=== Data records ===

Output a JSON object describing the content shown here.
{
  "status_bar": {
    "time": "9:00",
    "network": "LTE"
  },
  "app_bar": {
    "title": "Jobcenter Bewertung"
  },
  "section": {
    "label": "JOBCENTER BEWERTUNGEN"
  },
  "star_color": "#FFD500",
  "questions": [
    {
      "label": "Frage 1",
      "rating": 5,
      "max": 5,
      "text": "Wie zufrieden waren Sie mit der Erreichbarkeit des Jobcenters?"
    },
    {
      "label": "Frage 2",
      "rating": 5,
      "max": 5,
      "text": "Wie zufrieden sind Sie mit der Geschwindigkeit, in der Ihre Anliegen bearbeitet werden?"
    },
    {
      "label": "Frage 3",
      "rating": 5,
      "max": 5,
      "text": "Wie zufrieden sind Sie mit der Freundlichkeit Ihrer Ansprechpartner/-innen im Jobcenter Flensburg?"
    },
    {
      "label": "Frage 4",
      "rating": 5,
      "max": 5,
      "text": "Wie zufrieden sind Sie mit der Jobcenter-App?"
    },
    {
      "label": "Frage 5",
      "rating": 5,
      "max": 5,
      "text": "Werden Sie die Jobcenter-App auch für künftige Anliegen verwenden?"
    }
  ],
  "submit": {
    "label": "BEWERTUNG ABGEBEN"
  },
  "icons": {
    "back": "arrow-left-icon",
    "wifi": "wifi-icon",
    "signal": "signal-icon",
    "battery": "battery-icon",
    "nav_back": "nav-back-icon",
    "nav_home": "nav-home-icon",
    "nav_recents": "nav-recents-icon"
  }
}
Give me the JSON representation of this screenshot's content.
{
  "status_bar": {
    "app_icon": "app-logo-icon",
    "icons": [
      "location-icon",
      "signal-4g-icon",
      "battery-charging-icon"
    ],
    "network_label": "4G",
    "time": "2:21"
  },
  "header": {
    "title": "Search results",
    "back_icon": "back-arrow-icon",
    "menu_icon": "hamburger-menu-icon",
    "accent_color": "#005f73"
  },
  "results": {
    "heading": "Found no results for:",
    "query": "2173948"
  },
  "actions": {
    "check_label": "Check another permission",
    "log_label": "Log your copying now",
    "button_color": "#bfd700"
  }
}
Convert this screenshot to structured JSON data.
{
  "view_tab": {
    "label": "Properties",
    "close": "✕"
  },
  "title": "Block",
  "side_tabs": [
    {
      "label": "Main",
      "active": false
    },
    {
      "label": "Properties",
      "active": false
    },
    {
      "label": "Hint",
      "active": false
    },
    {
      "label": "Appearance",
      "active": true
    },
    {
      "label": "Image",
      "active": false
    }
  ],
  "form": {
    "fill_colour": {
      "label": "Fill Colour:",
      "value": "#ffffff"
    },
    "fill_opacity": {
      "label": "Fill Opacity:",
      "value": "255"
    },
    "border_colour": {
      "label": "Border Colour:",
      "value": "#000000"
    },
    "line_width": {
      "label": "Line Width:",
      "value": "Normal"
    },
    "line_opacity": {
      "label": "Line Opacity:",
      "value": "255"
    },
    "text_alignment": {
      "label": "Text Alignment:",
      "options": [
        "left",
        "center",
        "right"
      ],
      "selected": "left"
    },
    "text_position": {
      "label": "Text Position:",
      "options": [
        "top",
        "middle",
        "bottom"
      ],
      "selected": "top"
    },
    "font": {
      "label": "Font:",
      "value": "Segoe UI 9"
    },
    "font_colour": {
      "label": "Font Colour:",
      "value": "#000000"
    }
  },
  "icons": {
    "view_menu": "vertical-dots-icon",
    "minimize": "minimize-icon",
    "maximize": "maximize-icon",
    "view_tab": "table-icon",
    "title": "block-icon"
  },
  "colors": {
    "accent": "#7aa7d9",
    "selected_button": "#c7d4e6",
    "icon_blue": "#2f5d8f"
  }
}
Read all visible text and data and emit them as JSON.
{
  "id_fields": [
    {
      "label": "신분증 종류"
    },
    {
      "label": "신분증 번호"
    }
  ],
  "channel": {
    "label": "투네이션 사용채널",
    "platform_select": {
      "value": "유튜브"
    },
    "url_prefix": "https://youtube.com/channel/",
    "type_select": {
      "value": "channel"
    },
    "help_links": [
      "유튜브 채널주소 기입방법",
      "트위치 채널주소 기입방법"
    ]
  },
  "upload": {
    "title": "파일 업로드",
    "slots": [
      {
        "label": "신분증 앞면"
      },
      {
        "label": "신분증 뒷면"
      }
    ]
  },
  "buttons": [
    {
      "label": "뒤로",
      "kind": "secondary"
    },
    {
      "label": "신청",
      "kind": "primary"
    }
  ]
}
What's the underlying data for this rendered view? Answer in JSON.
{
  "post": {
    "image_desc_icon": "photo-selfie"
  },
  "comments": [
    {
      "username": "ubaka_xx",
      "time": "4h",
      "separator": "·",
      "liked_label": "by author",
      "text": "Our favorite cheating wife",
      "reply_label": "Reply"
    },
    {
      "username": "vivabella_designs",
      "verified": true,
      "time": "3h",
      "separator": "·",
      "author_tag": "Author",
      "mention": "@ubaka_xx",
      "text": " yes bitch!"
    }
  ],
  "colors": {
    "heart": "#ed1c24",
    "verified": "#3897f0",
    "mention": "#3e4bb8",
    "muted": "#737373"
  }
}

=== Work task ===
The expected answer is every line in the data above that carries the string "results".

=== Result below ===
    "title": "Search results",
  "results": {
    "heading": "Found no results for:",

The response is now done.